* [PROBLEM TO WORK ON] Across all the records below, count the lines that hold "subtitle". State only that figure.

[Source data]
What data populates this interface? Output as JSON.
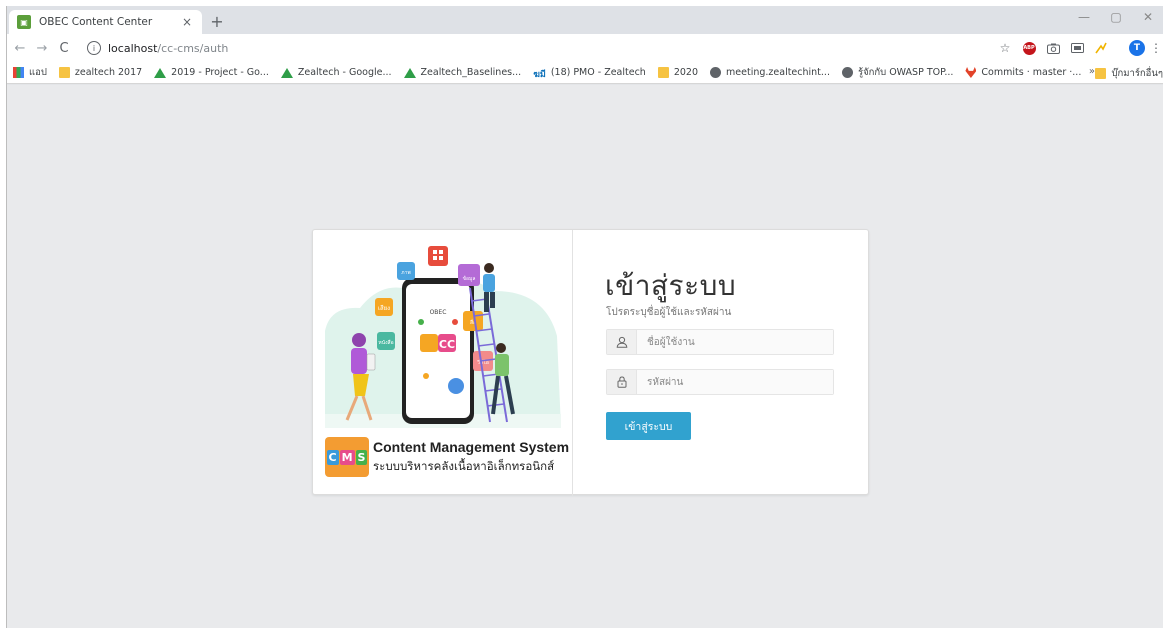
{
  "browser": {
    "tab": {
      "title": "OBEC Content Center",
      "close": "×"
    },
    "new_tab": "+",
    "window_controls": {
      "minimize": "—",
      "maximize": "▢",
      "close": "✕"
    },
    "nav": {
      "back": "←",
      "forward": "→",
      "reload": "C"
    },
    "address": {
      "host": "localhost",
      "path": "/cc-cms/auth",
      "info": "i"
    },
    "toolbar_icons": [
      "star-icon",
      "adblock-icon",
      "camera-icon",
      "cast-icon",
      "extension-icon",
      "profile-icon",
      "menu-icon"
    ],
    "profile_initial": "T",
    "star": "☆",
    "menu": "⋮",
    "bookmarks": [
      {
        "label": "แอป",
        "icon": "apps"
      },
      {
        "label": "zealtech 2017",
        "icon": "folder"
      },
      {
        "label": "2019 - Project - Go...",
        "icon": "drive"
      },
      {
        "label": "Zealtech - Google...",
        "icon": "drive"
      },
      {
        "label": "Zealtech_Baselines...",
        "icon": "drive"
      },
      {
        "label": "(18) PMO - Zealtech",
        "icon": "thai",
        "prefix": "ฆมี"
      },
      {
        "label": "2020",
        "icon": "folder"
      },
      {
        "label": "meeting.zealtechint...",
        "icon": "globe"
      },
      {
        "label": "รู้จักกับ OWASP TOP...",
        "icon": "globe"
      },
      {
        "label": "Commits · master ·...",
        "icon": "gitlab"
      }
    ],
    "bookmarks_more": "»",
    "bookmarks_right": "บุ๊กมาร์กอื่นๆ"
  },
  "brand": {
    "title": "Content Management System",
    "subtitle": "ระบบบริหารคลังเนื้อหาอิเล็กทรอนิกส์",
    "logo_letters": [
      "C",
      "M",
      "S"
    ]
  },
  "illustration": {
    "labels": {
      "phone_top": "OBEC",
      "cc": "CC",
      "app1": "ภาพ",
      "app2": "สื่อ",
      "app3": "ข้อมูล",
      "app4": "วีดีโอ",
      "app5": "หนังสือ",
      "app6": "เสียง"
    }
  },
  "login": {
    "title": "เข้าสู่ระบบ",
    "subtitle": "โปรดระบุชื่อผู้ใช้และรหัสผ่าน",
    "username": {
      "placeholder": "ชื่อผู้ใช้งาน",
      "value": ""
    },
    "password": {
      "placeholder": "รหัสผ่าน",
      "value": ""
    },
    "submit_label": "เข้าสู่ระบบ"
  }
}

* [REPLY] 2